June 24, 2022
[Editor’s Note: This column originally appeared on Branden Durst’s Facebook page on June 21, in response to the U.S. Supreme Court’s Carson v. Makin opinion.]
Today is a great day for religious freedom, parental rights and school choice. This morning the United States Supreme Court released an opinion in the case of Carson v. Makin. The case is from Maine and involves the state of Maine’s use of vouchers to provide education to children in rural parts of the state without access to a public school. The state of Maine applied the program discriminatorily and precluded religious affiliated schools from participating.
The Supreme Court weighed in and said that was a violation of the First Amendment. In writing their opinion, the Supreme Court was unequivocal in their rebuke of states’ Blaine Amendments.
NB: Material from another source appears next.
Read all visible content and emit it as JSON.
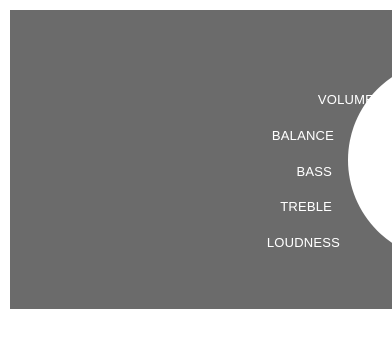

Blaine Amendments were passed in many states throughout the country around the turn of the 20th Century in the midst of widespread anti-Catholic fervor.
The irony should not be missed as the Blaine for which Blaine Amendments are named was a man from Maine. It’s poetic justice that his legacy of discrimination die in a case from his home state.
Idaho’s Blaine Amendment is found in Article IX, Section 6, which reads:
Section 6. RELIGIOUS TEST AND TEACHING IN SCHOOL PROHIBITED. No religious test or qualification shall ever be required of any person as a condition of admission into any public educational institution of the state, either as teacher or student; and no teacher or student of any such institution shall ever be required to attend or participate in any religious service whatever. No sectarian or religious tenets or doctrines shall ever be taught in the public schools, nor shall any distinction or classification of pupils be made on account of race or color. No books, papers, tracts or documents of a political, sectarian or denominational character shall be used or introduced in any schools established under the provisions of this article, nor shall any teacher or any district receive any of the public school moneys in which the schools have not been taught in accordance with the provisions of this article.
The enormity and importance of this opinion can not be overstated. Since statehood, anti-school choice obstructionists have used the Blaine Amendment as a shield to defend their otherwise indefensible, hate-filled and discriminatory position. That shield is gone and that day is over. Blaine Amendments are dead once and for all. School choice is alive. And soon every parent and child will be freed from the captivity of their zip code and bank account to choose the school that works best for them.
So what is next? With the eradication of some of the worst of the Idaho Senate, including the worst of the worst in the Senate Education Committee (not to include Chairman Thayn), we now have a golden opportunity to blaze a new path forward. [It is time for] an uncompromising push for universal school choice next legislative session.
Done right, a school choice plan can and will actually better meet the constitutional imperative found in Article IX, Section 1, which calls for ” a general, uniform and thorough system of public, free common schools.” That constitutional mandate is not inconsistent with school choice where money follows students. It never has been and anyone telling you differently is either ignorant, deliberately trying to mislead or both.
This will take real leadership, not just from elected officials, but also from parents, grandparents and other taxpayers. We must be the architects of our destiny. We must put pressure on our elected leaders to undo more than a century of discrimination and do the right – pass universal school choice.
*Branden Durst, MPA, EdS, is a former state Senator, state Representative and Republican candidate for State Superintendent of Public Instruction.